■ DIRECTIONS: Gather every line below where "setup" appears.

[[ EXERCISE MATERIALS, beginning ]]

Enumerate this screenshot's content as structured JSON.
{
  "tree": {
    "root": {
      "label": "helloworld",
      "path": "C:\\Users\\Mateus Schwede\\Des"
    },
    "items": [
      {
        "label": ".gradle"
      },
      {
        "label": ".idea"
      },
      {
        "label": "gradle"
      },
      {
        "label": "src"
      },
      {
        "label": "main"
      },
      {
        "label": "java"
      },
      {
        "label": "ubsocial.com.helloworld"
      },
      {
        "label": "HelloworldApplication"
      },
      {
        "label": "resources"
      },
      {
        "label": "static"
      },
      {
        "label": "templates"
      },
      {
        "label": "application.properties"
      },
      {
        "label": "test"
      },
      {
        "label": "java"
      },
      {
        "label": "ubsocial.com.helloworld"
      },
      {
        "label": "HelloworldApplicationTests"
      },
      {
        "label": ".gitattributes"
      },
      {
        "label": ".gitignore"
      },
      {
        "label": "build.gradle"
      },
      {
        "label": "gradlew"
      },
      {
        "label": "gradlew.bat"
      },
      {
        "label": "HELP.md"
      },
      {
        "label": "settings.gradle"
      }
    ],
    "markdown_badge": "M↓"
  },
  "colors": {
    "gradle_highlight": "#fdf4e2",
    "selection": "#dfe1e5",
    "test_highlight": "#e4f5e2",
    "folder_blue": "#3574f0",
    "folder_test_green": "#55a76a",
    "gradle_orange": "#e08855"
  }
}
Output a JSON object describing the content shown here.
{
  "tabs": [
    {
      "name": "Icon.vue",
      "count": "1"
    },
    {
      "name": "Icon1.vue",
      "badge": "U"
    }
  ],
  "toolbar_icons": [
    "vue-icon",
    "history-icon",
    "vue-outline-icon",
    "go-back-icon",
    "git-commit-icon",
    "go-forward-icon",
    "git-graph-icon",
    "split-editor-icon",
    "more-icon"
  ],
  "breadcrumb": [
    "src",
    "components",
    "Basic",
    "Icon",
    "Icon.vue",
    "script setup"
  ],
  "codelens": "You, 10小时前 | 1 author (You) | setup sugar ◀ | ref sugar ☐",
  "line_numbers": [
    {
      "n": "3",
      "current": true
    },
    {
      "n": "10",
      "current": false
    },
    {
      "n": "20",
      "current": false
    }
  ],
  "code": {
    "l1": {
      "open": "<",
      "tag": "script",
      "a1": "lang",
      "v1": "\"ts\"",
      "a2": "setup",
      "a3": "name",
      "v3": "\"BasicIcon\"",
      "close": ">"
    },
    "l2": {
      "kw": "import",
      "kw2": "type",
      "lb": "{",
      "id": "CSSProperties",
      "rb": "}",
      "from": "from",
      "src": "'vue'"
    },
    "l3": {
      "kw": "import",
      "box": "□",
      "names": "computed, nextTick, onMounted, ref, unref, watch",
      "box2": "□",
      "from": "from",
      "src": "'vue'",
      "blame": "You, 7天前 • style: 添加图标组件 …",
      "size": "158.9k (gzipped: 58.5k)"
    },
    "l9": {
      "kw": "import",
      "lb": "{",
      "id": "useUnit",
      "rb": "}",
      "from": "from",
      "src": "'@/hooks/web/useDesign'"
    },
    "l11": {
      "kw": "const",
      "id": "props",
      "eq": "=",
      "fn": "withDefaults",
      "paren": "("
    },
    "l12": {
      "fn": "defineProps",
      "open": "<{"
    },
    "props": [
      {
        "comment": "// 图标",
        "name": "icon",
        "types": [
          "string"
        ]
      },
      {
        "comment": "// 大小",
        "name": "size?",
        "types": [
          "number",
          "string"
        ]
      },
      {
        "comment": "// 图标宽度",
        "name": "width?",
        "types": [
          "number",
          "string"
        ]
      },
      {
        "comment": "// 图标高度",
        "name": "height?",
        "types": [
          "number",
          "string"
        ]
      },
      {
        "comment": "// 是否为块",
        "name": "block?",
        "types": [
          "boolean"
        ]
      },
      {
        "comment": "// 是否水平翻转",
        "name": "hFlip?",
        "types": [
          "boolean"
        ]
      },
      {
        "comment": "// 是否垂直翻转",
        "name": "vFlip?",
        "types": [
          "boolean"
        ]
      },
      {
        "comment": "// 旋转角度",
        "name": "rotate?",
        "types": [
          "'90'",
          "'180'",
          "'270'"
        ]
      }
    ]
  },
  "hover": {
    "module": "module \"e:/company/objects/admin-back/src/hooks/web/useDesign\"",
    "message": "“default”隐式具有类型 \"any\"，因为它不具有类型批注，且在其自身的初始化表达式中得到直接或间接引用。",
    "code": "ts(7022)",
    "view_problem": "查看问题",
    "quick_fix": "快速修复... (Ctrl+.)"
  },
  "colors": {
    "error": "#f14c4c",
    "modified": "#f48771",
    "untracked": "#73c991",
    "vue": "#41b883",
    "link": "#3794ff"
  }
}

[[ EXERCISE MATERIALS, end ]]

■ ANSWER SPACE:
    "script setup"
  "codelens": "You, 10小时前 | 1 author (You) | setup sugar ◀ | ref sugar ☐",
      "a2": "setup",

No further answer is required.